“Every one of you has probably played with someone at school who has unbelievably good, better than everyone else,” says Lineker.

“And you go: ‘Wow, he had a trial with so and so.’ He never quite made it, because you have no idea how good you’ve got to be.

“Whereas in another sport, like tennis or golf for example, we all go on a golf course and then you all realise how good the professional players are because golf is bloody hard! It is measurable.

“You play on a golf course and you get a score, and you can see how far you it. If you ever play with a pro, you can also do that.

“You can't do that in football. You can’t go on a pitch and play football with a pro. All fans, you’ve all done it, and I’ve done it myself; you sit in the stands and you think – ‘I could do better than that.' But you can’t. You’ve no idea.”

It is this that brings Lineker back to where he started and his assertion that pundits on the sofa have to be ex-players.

Unlike journalists, they have played the game at the highest level. They have missed that penalty in the last minute, they’ve experienced the pressure, the glory and the failure.

Those of us in our own bubble of football, simply put, have not.

“And that’s why we have to have the top players in the programme to tell you about these things, even though you perhaps yourself think you know loads of stuff,” says Lineker.

“But you would never ever go to tell a professional golfer how to swing a golf club and the technicalities of it. It is exactly the same in football. You never get it in cricket either or all the other sports.

“But with football, everyone plays at their own little level and they think they’re actually better than they are.

“I am sorry to say it like that, but that’s why you have got to have people who’ve played at the highest level to talk about World Cup matches. Because they have been there, done it, and experienced it.”
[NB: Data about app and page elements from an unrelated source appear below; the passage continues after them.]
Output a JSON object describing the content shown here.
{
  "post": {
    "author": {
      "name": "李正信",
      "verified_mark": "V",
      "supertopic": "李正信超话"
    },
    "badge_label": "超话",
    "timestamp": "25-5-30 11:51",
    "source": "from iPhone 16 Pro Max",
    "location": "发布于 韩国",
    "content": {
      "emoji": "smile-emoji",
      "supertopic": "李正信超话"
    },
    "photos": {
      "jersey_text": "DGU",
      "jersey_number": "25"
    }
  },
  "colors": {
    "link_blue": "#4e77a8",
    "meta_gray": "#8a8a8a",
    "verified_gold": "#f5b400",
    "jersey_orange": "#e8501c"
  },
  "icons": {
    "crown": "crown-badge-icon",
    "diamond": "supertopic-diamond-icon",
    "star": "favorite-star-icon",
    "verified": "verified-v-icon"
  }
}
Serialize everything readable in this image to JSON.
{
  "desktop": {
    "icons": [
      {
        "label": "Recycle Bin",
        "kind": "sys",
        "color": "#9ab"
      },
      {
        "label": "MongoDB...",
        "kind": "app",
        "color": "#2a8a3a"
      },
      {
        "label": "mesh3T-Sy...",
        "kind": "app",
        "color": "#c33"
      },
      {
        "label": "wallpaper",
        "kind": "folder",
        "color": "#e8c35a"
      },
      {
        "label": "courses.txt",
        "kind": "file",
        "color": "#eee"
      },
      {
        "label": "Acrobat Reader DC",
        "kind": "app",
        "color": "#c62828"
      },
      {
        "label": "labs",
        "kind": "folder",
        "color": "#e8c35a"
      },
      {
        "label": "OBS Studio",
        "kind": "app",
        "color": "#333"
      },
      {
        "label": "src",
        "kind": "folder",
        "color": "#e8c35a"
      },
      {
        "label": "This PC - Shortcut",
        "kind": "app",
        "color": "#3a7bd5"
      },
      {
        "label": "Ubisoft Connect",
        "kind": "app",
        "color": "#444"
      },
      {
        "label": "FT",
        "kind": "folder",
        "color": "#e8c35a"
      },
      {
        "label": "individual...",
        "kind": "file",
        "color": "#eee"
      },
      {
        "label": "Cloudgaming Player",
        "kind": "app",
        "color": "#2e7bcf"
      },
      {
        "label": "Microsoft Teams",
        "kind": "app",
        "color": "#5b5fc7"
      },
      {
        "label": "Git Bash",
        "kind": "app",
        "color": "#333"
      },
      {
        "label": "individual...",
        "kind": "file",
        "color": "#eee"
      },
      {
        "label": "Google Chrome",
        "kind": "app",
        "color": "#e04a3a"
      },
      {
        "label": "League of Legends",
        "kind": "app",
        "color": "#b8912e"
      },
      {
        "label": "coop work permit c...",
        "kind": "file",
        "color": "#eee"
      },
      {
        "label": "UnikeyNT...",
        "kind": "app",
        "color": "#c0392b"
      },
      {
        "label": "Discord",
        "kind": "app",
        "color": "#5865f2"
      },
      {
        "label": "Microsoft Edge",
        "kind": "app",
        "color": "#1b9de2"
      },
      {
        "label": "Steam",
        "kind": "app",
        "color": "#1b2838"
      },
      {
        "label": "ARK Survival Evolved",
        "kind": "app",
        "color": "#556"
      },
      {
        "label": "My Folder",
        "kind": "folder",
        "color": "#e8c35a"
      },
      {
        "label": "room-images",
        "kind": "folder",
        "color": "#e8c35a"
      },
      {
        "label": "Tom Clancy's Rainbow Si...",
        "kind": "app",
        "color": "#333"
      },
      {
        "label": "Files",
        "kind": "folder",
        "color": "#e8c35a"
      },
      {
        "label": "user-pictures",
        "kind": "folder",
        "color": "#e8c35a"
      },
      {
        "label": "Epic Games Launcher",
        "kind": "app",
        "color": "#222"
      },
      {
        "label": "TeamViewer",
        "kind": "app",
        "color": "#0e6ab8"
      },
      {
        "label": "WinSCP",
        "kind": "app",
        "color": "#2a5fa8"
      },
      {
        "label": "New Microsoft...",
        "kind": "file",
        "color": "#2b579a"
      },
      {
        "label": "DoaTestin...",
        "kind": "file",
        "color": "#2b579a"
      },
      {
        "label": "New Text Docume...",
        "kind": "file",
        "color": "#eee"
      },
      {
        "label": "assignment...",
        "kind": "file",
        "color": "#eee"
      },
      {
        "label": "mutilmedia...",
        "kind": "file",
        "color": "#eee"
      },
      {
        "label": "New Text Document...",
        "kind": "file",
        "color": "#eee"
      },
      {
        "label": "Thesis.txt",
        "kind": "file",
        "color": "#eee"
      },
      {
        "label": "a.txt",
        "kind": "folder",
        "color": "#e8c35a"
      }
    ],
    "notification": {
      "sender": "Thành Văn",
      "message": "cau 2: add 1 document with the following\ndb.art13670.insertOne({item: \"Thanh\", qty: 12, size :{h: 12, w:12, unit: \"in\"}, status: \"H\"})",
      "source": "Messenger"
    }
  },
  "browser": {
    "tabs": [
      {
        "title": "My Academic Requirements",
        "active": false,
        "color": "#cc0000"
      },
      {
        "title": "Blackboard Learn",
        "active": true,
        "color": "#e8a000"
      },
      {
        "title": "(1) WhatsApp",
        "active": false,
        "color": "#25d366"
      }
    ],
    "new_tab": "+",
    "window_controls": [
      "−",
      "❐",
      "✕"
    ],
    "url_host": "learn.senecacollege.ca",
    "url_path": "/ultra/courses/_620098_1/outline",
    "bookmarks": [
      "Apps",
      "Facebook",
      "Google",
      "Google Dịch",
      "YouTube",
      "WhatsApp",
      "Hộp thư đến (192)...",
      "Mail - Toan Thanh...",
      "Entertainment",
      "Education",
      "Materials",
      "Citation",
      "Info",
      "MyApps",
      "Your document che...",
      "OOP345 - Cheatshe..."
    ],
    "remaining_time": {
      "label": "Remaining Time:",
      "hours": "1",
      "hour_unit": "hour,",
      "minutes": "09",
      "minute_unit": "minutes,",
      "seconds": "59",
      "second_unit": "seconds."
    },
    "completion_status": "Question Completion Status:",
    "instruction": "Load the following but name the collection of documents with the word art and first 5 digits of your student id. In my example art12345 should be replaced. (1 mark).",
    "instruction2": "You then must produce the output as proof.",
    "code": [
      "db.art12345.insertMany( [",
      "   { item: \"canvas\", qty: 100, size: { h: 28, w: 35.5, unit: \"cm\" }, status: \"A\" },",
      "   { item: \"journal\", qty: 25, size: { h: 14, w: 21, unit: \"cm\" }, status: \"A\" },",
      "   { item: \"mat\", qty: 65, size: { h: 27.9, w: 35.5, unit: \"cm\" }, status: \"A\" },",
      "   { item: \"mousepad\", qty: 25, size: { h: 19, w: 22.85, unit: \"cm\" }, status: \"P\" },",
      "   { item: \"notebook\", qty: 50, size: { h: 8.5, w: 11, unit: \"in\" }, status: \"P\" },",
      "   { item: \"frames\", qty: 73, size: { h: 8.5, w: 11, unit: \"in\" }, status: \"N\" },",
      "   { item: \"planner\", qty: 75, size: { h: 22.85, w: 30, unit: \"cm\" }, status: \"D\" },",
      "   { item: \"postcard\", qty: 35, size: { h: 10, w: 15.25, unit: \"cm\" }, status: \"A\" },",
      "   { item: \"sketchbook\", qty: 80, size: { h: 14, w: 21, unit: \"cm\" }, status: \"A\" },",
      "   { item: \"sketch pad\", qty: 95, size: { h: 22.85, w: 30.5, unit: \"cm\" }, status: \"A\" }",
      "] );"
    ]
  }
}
So the next time you go to scream at your favourite player on a Saturday afternoon – “I could do better than that” – stop, and think whether you really could.

Premier League